[Opening MATERIAL PROVIDED section]

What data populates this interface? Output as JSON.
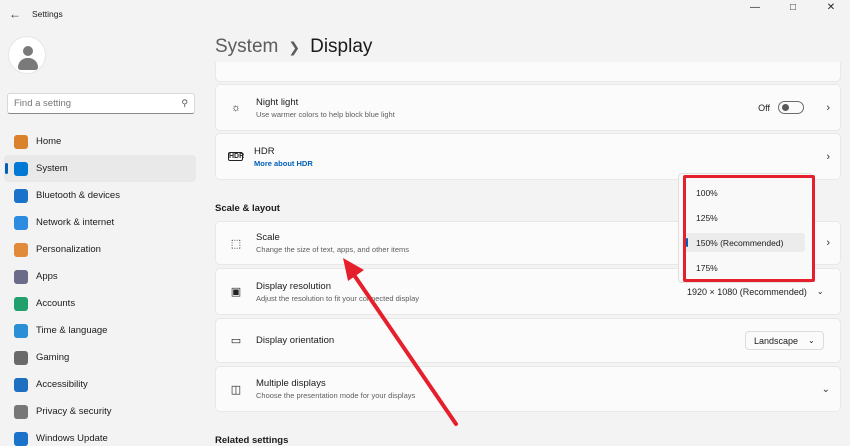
{
  "window": {
    "title": "Settings",
    "controls": [
      "—",
      "□",
      "✕"
    ]
  },
  "search": {
    "placeholder": "Find a setting"
  },
  "nav": [
    {
      "label": "Home",
      "color": "#d9822b"
    },
    {
      "label": "System",
      "color": "#0078d4"
    },
    {
      "label": "Bluetooth & devices",
      "color": "#1a73c9"
    },
    {
      "label": "Network & internet",
      "color": "#2d8ce0"
    },
    {
      "label": "Personalization",
      "color": "#e08a3a"
    },
    {
      "label": "Apps",
      "color": "#6b6b8a"
    },
    {
      "label": "Accounts",
      "color": "#21a06b"
    },
    {
      "label": "Time & language",
      "color": "#2b8fd6"
    },
    {
      "label": "Gaming",
      "color": "#6a6a6a"
    },
    {
      "label": "Accessibility",
      "color": "#1f6fc0"
    },
    {
      "label": "Privacy & security",
      "color": "#777777"
    },
    {
      "label": "Windows Update",
      "color": "#1a73c9"
    }
  ],
  "breadcrumb": {
    "parent": "System",
    "current": "Display"
  },
  "cards": {
    "night_light": {
      "title": "Night light",
      "subtitle": "Use warmer colors to help block blue light",
      "toggle_label": "Off"
    },
    "hdr": {
      "title": "HDR",
      "link": "More about HDR"
    },
    "scale": {
      "title": "Scale",
      "subtitle": "Change the size of text, apps, and other items"
    },
    "resolution": {
      "title": "Display resolution",
      "subtitle": "Adjust the resolution to fit your connected display",
      "value": "1920 × 1080 (Recommended)"
    },
    "orientation": {
      "title": "Display orientation",
      "value": "Landscape"
    },
    "multiple": {
      "title": "Multiple displays",
      "subtitle": "Choose the presentation mode for your displays"
    }
  },
  "sections": {
    "scale_layout": "Scale & layout",
    "related": "Related settings"
  },
  "scale_popup": {
    "options": [
      "100%",
      "125%",
      "150% (Recommended)",
      "175%"
    ],
    "selected_index": 2
  },
  "colors": {
    "accent": "#005fb8",
    "annotation_red": "#e5202c"
  }
}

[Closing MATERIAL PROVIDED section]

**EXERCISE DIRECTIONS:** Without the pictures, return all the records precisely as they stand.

**ANSWER:**
What data populates this interface? Output as JSON.
{
  "window": {
    "title": "Settings",
    "controls": [
      "—",
      "□",
      "✕"
    ]
  },
  "search": {
    "placeholder": "Find a setting"
  },
  "nav": [
    {
      "label": "Home",
      "color": "#d9822b"
    },
    {
      "label": "System",
      "color": "#0078d4"
    },
    {
      "label": "Bluetooth & devices",
      "color": "#1a73c9"
    },
    {
      "label": "Network & internet",
      "color": "#2d8ce0"
    },
    {
      "label": "Personalization",
      "color": "#e08a3a"
    },
    {
      "label": "Apps",
      "color": "#6b6b8a"
    },
    {
      "label": "Accounts",
      "color": "#21a06b"
    },
    {
      "label": "Time & language",
      "color": "#2b8fd6"
    },
    {
      "label": "Gaming",
      "color": "#6a6a6a"
    },
    {
      "label": "Accessibility",
      "color": "#1f6fc0"
    },
    {
      "label": "Privacy & security",
      "color": "#777777"
    },
    {
      "label": "Windows Update",
      "color": "#1a73c9"
    }
  ],
  "breadcrumb": {
    "parent": "System",
    "current": "Display"
  },
  "cards": {
    "night_light": {
      "title": "Night light",
      "subtitle": "Use warmer colors to help block blue light",
      "toggle_label": "Off"
    },
    "hdr": {
      "title": "HDR",
      "link": "More about HDR"
    },
    "scale": {
      "title": "Scale",
      "subtitle": "Change the size of text, apps, and other items"
    },
    "resolution": {
      "title": "Display resolution",
      "subtitle": "Adjust the resolution to fit your connected display",
      "value": "1920 × 1080 (Recommended)"
    },
    "orientation": {
      "title": "Display orientation",
      "value": "Landscape"
    },
    "multiple": {
      "title": "Multiple displays",
      "subtitle": "Choose the presentation mode for your displays"
    }
  },
  "sections": {
    "scale_layout": "Scale & layout",
    "related": "Related settings"
  },
  "scale_popup": {
    "options": [
      "100%",
      "125%",
      "150% (Recommended)",
      "175%"
    ],
    "selected_index": 2
  },
  "colors": {
    "accent": "#005fb8",
    "annotation_red": "#e5202c"
  }
}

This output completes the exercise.